That is a difficult question, a heresy in some circles. The butcher and the baker know, why not artists? Don’t we owe our neighbors something better than “to differentiate humanity from savagery” and other such vague evasions? That stuff’s not good enough for me anymore. Even if an artist’s contributions are not as direct as, say, the postman's I firmly believe that the artist is an essential part of the civic organism. But how?
Someone told me the other day that the arts define what we, as a people, are. So the artist’s role is two-fold: investigative researcher and maker of symbols around which a community may rally. The best art defines a time and a place so strongly it lasts into posterity but it can also serve a purpose right here and now.
As I walk along Monticello Road, I’m getting to know the community in which I live and as I talk to the people I meet, I’m learning about them and they about me. We’re sharing and learning and I’m keeping track with my notebook and my camera.
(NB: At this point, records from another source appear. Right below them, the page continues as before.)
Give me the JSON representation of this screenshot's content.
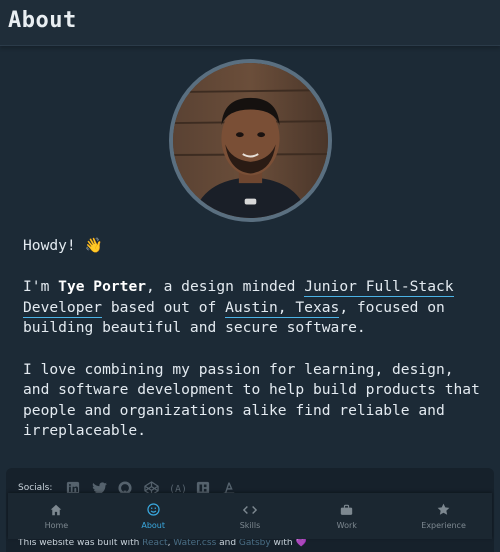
{
  "header": {
    "title": "About"
  },
  "avatar": {
    "alt": "Tye Porter"
  },
  "bio": {
    "greeting": "Howdy! 👋",
    "p2_intro": "I'm ",
    "p2_name": "Tye Porter",
    "p2_mid": ", a design minded ",
    "p2_role": "Junior Full-Stack Developer",
    "p2_based": " based out of ",
    "p2_location": "Austin, Texas",
    "p2_end": ", focused on building beautiful and secure software.",
    "p3": "I love combining my passion for learning, design, and software development to help build products that people and organizations alike find reliable and irreplaceable."
  },
  "footer": {
    "socials_label": "Socials:",
    "socials": [
      "linkedin-icon",
      "twitter-icon",
      "github-icon",
      "codepen-icon",
      "angellist-icon",
      "stackshare-icon",
      "gitlab-icon"
    ],
    "built_prefix": "This website was built with ",
    "built_tech1": "React",
    "built_sep": ", ",
    "built_tech2": "Water.css",
    "built_and": " and ",
    "built_tech3": "Gatsby",
    "built_with": " with ",
    "built_heart": "💜"
  },
  "nav": {
    "items": [
      {
        "label": "Home",
        "icon": "home-icon",
        "active": false
      },
      {
        "label": "About",
        "icon": "smiley-icon",
        "active": true
      },
      {
        "label": "Skills",
        "icon": "code-icon",
        "active": false
      },
      {
        "label": "Work",
        "icon": "briefcase-icon",
        "active": false
      },
      {
        "label": "Experience",
        "icon": "star-icon",
        "active": false
      }
    ]
  },
  "colors": {
    "accent": "#3aa9e0",
    "background": "#1c2a36",
    "link_underline": "#4bb3e6"
  }
}
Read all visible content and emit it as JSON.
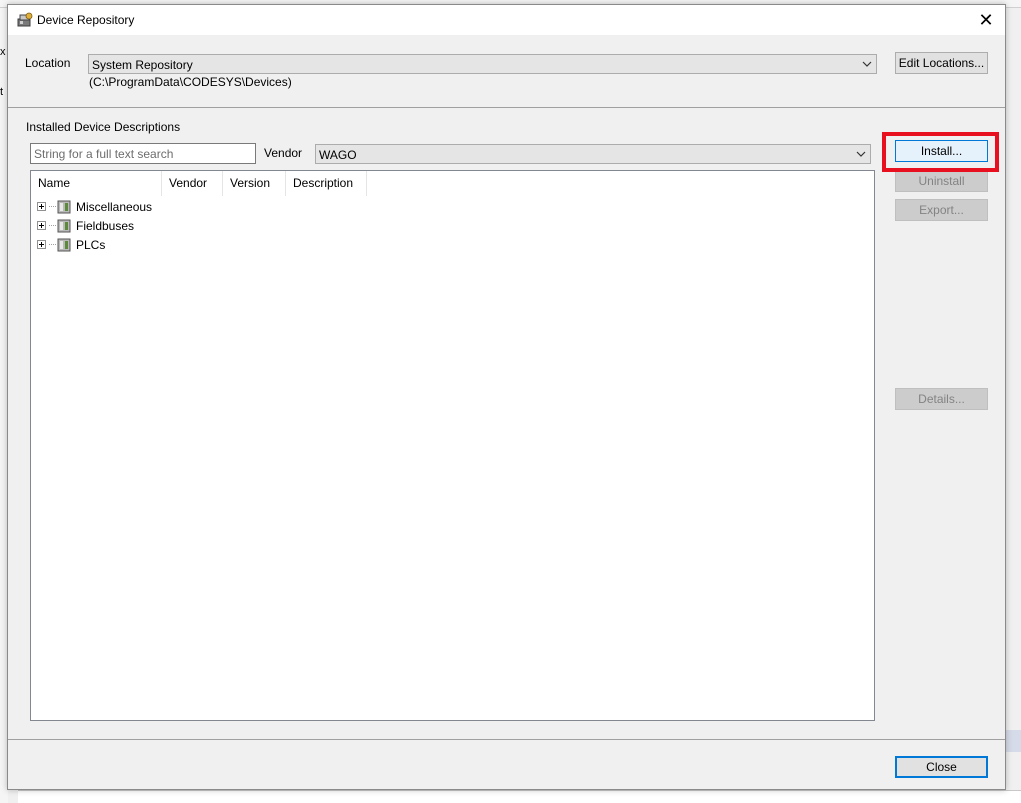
{
  "background": {
    "left_marks": [
      "x",
      "t"
    ]
  },
  "dialog": {
    "title": "Device Repository",
    "close_glyph": "✕"
  },
  "location": {
    "label": "Location",
    "selected": "System Repository",
    "path": "(C:\\ProgramData\\CODESYS\\Devices)",
    "edit_button": "Edit Locations..."
  },
  "installed": {
    "heading": "Installed Device Descriptions",
    "search_placeholder": "String for a full text search",
    "search_value": "",
    "vendor_label": "Vendor",
    "vendor_selected": "WAGO"
  },
  "tree": {
    "columns": [
      "Name",
      "Vendor",
      "Version",
      "Description"
    ],
    "rows": [
      {
        "label": "Miscellaneous"
      },
      {
        "label": "Fieldbuses"
      },
      {
        "label": "PLCs"
      }
    ]
  },
  "buttons": {
    "install": "Install...",
    "uninstall": "Uninstall",
    "export": "Export...",
    "details": "Details...",
    "close": "Close"
  },
  "colors": {
    "highlight": "#e8101e",
    "focus_blue": "#0078d7"
  },
  "icons": {
    "title": "device-repository-icon",
    "dropdown": "chevron-down-icon",
    "tree_node": "device-folder-icon",
    "expander": "plus-expander-icon"
  }
}
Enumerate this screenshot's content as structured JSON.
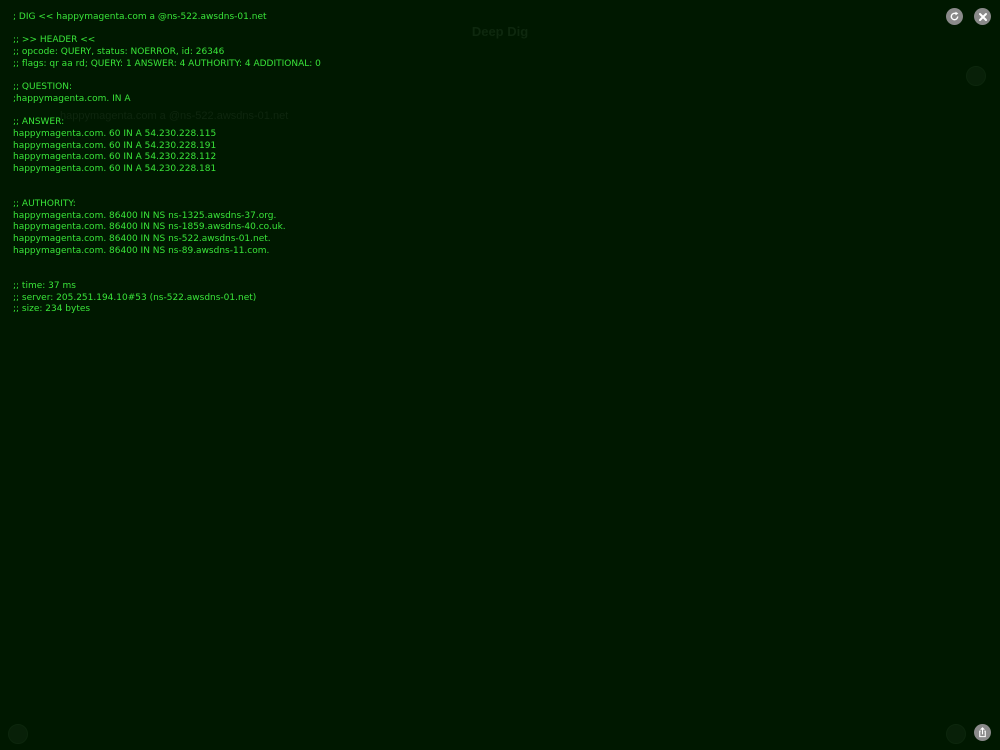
{
  "background_app": {
    "title": "Deep Dig",
    "query_echo": "happymagenta.com a @ns-522.awsdns-01.net"
  },
  "terminal": {
    "lines": [
      "; DIG << happymagenta.com a @ns-522.awsdns-01.net",
      "",
      ";; >> HEADER <<",
      ";; opcode: QUERY, status: NOERROR, id: 26346",
      ";; flags: qr aa rd; QUERY: 1 ANSWER: 4 AUTHORITY: 4 ADDITIONAL: 0",
      "",
      ";; QUESTION:",
      ";happymagenta.com. IN A",
      "",
      ";; ANSWER:",
      "happymagenta.com. 60 IN A 54.230.228.115",
      "happymagenta.com. 60 IN A 54.230.228.191",
      "happymagenta.com. 60 IN A 54.230.228.112",
      "happymagenta.com. 60 IN A 54.230.228.181",
      "",
      "",
      ";; AUTHORITY:",
      "happymagenta.com. 86400 IN NS ns-1325.awsdns-37.org.",
      "happymagenta.com. 86400 IN NS ns-1859.awsdns-40.co.uk.",
      "happymagenta.com. 86400 IN NS ns-522.awsdns-01.net.",
      "happymagenta.com. 86400 IN NS ns-89.awsdns-11.com.",
      "",
      "",
      ";; time: 37 ms",
      ";; server: 205.251.194.10#53 (ns-522.awsdns-01.net)",
      ";; size: 234 bytes"
    ]
  },
  "controls": {
    "refresh_icon": "refresh-icon",
    "close_icon": "close-icon",
    "share_icon": "share-icon"
  },
  "colors": {
    "background": "#001800",
    "terminal_text": "#39e439",
    "button": "#8a8a8a"
  }
}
When the exhibition takes place, they will see my impressions but the works will also be touchstones to provoke conversation, which is the glue that cements a community together.
I hope that my explorations will help me understand the place where I live and knit me more intricately into the web of human relationships there. By sharing my investigations and giving them physical form, I hope to strengthen bonds within an already tightly-knit community and to endow this fascinating community with a sense of place that is larger than the individual people and places it comprises.
This is a broad task and it seems a tad philosophical or abstract but it is also very concrete. It is the sum of day-to-day encounters and conversations with the people and places I see every day. It’s as real and essential as the other activities happening around the neighborhood every day.
Sunday, February 6, 2011
There’s nothing good about an inch of ice on the sidewalk, but there’s nothing not to like about a gigantic snowman with a farm-fresh carrot nose—that’s apparently been stolen.
During my last visit to New York, one of my Road Runners friends asked a question that touches the core of this blog. “When you’re here do you ever think we’re crazy for the way we live?”
It was especially bad this time amid talk of laying off 20,000 (!) teachers—basically anyone hired in the last five years. Streets had not been plowed because (a) the Sani workers wanted to send a message or (b) there had just been big cuts or (c) incompetent leadership.
Responses to the above varied according to union affiliation and/or attraction to conspiracy theories. Trash piled in man-sized mounds and everyone was grateful that the sub-freezing temps kept the smell and vermin at bay. A novel solution: instead of picking up trash, place it in deep freeze, kind of like left-over turkey parts from Thanksgiving. Wait a minute: those are leftovers from Thanksgiving!
These dark thoughts swam in my head as I ice-skated down the un-shoveled sidewalk to a final brunch date before catching the train back to Virginia. After five minutes in a great café with my friend Amelia, I couldn’t care less about the street conditions. The people are what keep me coming back and they’re still amazing, inspiring, and full of surprises.
After brunch, she took me on a tour of her new gallery and my mind was repeatedly blown away by the things I saw. She showed me a video of a dance performance from Brazil that was gorgeous in its simplicity. The other works on display explore some of the issues that are front and center in my own practice and they do what art does best: reminds us that we are not alone in our emotions. I felt invigorated and ready to jump back into life, somehow restored.
Then it was time for me to rush off to the train station after a quick hug and a last smile. I’ll be glad to return to warmer and greener climes but I’m easily reminded how great it is in New York and why we went there in the first place. It’s all very exceptional and a little bit crazy.